== Segment start ==

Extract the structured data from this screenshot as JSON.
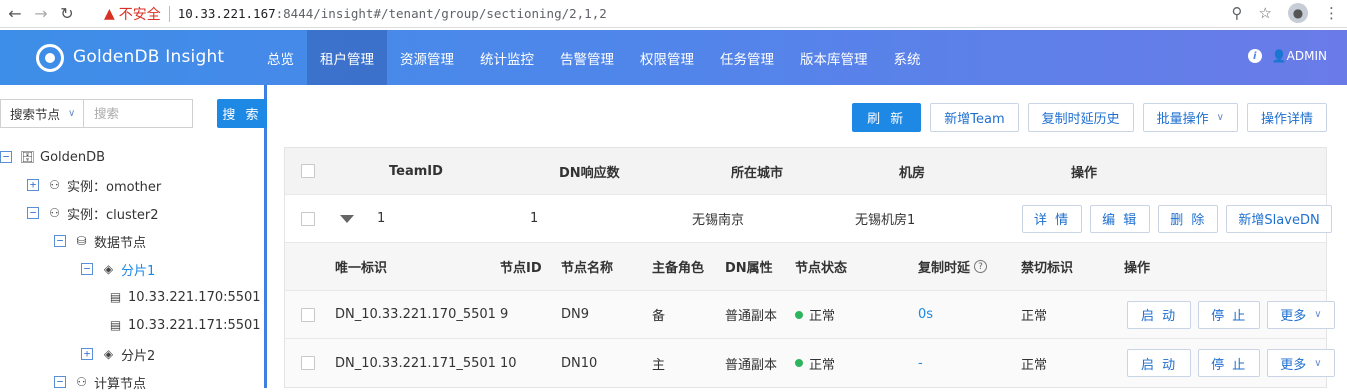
{
  "browser": {
    "back_icon": "arrow-left-icon",
    "warning_label": "不安全",
    "url_host": "10.33.221.167",
    "url_rest": ":8444/insight#/tenant/group/sectioning/2,1,2"
  },
  "header": {
    "brand": "GoldenDB Insight",
    "nav": [
      "总览",
      "租户管理",
      "资源管理",
      "统计监控",
      "告警管理",
      "权限管理",
      "任务管理",
      "版本库管理",
      "系统"
    ],
    "active_nav": "租户管理",
    "user": "ADMIN"
  },
  "sidebar": {
    "search_select": "搜索节点",
    "search_placeholder": "搜索",
    "search_button": "搜 索",
    "tree": [
      {
        "label": "GoldenDB",
        "toggle": "⊟",
        "icon": "database-icon"
      },
      {
        "label": "实例：omother",
        "toggle": "⊞",
        "icon": "cluster-icon"
      },
      {
        "label": "实例：cluster2",
        "toggle": "⊟",
        "icon": "cluster-icon"
      },
      {
        "label": "数据节点",
        "toggle": "⊟",
        "icon": "datanode-icon"
      },
      {
        "label": "分片1",
        "toggle": "⊟",
        "icon": "layers-icon"
      },
      {
        "label": "10.33.221.170:5501",
        "toggle": "",
        "icon": "server-icon"
      },
      {
        "label": "10.33.221.171:5501",
        "toggle": "",
        "icon": "server-icon"
      },
      {
        "label": "分片2",
        "toggle": "⊞",
        "icon": "layers-icon"
      },
      {
        "label": "计算节点",
        "toggle": "⊟",
        "icon": "compute-icon"
      }
    ]
  },
  "toolbar": {
    "refresh": "刷 新",
    "add_team": "新增Team",
    "replication_history": "复制时延历史",
    "batch_ops": "批量操作",
    "op_details": "操作详情"
  },
  "team_table": {
    "headers": [
      "TeamID",
      "DN响应数",
      "所在城市",
      "机房",
      "操作"
    ],
    "row": {
      "team_id": "1",
      "dn_count": "1",
      "city": "无锡南京",
      "room": "无锡机房1",
      "actions": [
        "详 情",
        "编 辑",
        "删 除",
        "新增SlaveDN"
      ]
    }
  },
  "dn_table": {
    "headers": [
      "唯一标识",
      "节点ID",
      "节点名称",
      "主备角色",
      "DN属性",
      "节点状态",
      "复制时延",
      "禁切标识",
      "操作"
    ],
    "rows": [
      {
        "uid": "DN_10.33.221.170_5501",
        "node_id": "9",
        "name": "DN9",
        "role": "备",
        "attr": "普通副本",
        "status": "正常",
        "delay": "0s",
        "ban": "正常"
      },
      {
        "uid": "DN_10.33.221.171_5501",
        "node_id": "10",
        "name": "DN10",
        "role": "主",
        "attr": "普通副本",
        "status": "正常",
        "delay": "-",
        "ban": "正常"
      }
    ],
    "actions": [
      "启 动",
      "停 止",
      "更多"
    ]
  },
  "colors": {
    "primary": "#1e88e5",
    "status_ok": "#2db55d"
  }
}
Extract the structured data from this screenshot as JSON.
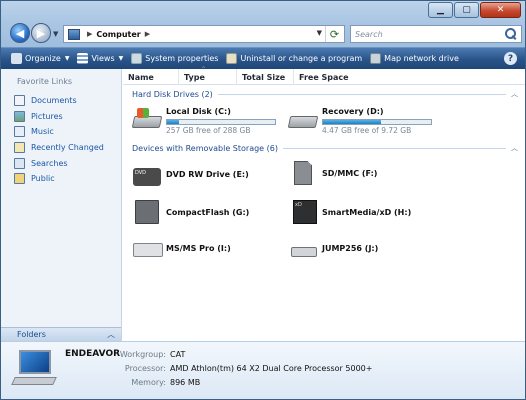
{
  "address_bar": {
    "path": [
      "Computer"
    ],
    "search_placeholder": "Search"
  },
  "toolbar": {
    "items": [
      {
        "label": "Organize",
        "has_menu": true
      },
      {
        "label": "Views",
        "has_menu": true
      },
      {
        "label": "System properties"
      },
      {
        "label": "Uninstall or change a program"
      },
      {
        "label": "Map network drive"
      }
    ]
  },
  "nav_pane": {
    "heading": "Favorite Links",
    "links": [
      "Documents",
      "Pictures",
      "Music",
      "Recently Changed",
      "Searches",
      "Public"
    ],
    "folders_label": "Folders"
  },
  "columns": [
    "Name",
    "Type",
    "Total Size",
    "Free Space"
  ],
  "groups": [
    {
      "title": "Hard Disk Drives (2)",
      "items": [
        {
          "name": "Local Disk (C:)",
          "free_text": "257 GB free of 288 GB",
          "used_fraction": 0.11
        },
        {
          "name": "Recovery (D:)",
          "free_text": "4.47 GB free of 9.72 GB",
          "used_fraction": 0.54
        }
      ]
    },
    {
      "title": "Devices with Removable Storage (6)",
      "items": [
        {
          "name": "DVD RW Drive (E:)",
          "icon": "dvd-drive-icon"
        },
        {
          "name": "SD/MMC (F:)",
          "icon": "sd-card-icon"
        },
        {
          "name": "CompactFlash (G:)",
          "icon": "compactflash-icon"
        },
        {
          "name": "SmartMedia/xD (H:)",
          "icon": "smartmedia-icon"
        },
        {
          "name": "MS/MS Pro (I:)",
          "icon": "memory-stick-icon"
        },
        {
          "name": "JUMP256 (J:)",
          "icon": "usb-drive-icon"
        }
      ]
    }
  ],
  "details": {
    "computer_name": "ENDEAVOR",
    "fields": [
      {
        "label": "Workgroup:",
        "value": "CAT"
      },
      {
        "label": "Processor:",
        "value": "AMD Athlon(tm) 64 X2 Dual Core Processor 5000+"
      },
      {
        "label": "Memory:",
        "value": "896 MB"
      }
    ]
  },
  "colors": {
    "link": "#1b57a6",
    "group_header": "#1d4a90",
    "toolbar": "#29548a",
    "drive_fill": "#1f7fc1"
  }
}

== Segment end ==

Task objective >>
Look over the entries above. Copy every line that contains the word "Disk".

Your solution >>
      "title": "Hard Disk Drives (2)",
          "name": "Local Disk (C:)",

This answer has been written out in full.